WHAT IS BEING ASKED — Copy every line of the entries that has the string "title" in it.

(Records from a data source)
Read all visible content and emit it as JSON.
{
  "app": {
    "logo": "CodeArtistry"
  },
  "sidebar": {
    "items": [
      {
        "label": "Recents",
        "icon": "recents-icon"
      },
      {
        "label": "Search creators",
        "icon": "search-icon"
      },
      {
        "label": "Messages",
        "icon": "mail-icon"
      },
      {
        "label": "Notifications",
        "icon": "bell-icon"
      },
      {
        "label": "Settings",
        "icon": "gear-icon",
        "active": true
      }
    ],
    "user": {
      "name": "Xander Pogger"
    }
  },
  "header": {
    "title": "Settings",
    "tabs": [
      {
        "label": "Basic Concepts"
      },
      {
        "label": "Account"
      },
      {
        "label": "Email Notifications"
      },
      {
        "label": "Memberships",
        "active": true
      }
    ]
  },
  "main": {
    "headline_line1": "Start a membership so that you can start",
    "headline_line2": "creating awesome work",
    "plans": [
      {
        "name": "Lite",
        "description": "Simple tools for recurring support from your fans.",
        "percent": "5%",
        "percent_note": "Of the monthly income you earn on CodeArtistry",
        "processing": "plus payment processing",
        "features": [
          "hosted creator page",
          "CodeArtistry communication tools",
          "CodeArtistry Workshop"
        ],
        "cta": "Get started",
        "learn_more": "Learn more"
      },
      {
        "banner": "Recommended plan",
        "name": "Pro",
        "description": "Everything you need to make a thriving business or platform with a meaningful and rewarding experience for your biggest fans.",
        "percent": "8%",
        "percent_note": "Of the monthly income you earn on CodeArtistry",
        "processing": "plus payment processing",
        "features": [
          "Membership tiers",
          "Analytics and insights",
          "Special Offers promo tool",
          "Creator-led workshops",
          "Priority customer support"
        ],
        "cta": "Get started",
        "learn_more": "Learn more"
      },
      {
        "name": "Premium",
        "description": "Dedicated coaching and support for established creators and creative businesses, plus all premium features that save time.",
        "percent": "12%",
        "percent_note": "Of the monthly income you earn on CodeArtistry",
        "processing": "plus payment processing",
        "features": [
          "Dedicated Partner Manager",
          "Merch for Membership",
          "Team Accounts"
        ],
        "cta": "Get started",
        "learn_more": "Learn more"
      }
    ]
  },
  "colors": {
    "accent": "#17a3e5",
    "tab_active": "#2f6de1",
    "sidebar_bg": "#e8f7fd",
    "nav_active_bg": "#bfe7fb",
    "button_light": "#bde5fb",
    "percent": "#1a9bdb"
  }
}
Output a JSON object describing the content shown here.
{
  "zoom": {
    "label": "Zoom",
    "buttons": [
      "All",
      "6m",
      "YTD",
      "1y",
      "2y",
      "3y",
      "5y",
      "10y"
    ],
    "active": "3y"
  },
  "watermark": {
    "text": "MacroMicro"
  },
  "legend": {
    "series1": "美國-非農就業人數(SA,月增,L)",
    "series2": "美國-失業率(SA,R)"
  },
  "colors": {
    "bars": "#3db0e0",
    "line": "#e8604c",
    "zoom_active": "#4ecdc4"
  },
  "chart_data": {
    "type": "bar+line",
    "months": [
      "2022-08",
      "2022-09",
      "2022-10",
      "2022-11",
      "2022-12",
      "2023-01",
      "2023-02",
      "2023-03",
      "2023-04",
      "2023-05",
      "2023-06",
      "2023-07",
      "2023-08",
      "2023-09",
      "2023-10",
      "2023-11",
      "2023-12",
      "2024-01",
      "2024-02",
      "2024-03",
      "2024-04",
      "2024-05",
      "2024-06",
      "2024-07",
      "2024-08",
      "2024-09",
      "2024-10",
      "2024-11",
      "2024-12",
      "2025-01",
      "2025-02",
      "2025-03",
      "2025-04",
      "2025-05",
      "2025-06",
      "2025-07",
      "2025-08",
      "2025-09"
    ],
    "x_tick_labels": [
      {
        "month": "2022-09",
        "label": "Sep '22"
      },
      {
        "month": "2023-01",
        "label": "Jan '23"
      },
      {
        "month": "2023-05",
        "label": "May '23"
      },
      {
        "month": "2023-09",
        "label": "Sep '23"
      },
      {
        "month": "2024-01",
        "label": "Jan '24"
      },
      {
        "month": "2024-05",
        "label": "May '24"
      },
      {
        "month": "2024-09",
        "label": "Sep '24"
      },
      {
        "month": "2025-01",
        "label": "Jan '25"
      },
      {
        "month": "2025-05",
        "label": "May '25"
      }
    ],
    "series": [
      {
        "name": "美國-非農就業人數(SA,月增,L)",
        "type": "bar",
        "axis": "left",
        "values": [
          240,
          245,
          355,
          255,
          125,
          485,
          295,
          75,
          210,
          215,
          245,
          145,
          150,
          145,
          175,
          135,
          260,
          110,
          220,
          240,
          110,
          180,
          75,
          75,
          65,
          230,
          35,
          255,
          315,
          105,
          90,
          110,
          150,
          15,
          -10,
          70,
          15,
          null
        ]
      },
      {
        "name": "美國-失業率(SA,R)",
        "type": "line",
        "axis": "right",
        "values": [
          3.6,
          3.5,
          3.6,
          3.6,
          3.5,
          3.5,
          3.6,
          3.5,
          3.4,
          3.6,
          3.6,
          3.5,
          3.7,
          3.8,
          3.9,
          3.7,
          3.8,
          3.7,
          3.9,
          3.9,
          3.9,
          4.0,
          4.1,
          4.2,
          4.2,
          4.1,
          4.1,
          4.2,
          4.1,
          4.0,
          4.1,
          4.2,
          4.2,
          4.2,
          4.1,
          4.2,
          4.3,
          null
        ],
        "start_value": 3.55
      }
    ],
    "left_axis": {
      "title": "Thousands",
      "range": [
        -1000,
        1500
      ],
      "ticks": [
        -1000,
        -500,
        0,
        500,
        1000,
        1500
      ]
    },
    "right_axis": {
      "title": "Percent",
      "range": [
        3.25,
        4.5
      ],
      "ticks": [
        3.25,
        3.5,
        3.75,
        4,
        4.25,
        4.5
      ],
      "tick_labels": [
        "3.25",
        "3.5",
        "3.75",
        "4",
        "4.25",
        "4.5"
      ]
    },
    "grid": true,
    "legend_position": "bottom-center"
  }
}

WRITTEN RESPONSE —
    "title": "Settings",
      "title": "Thousands",
      "title": "Percent",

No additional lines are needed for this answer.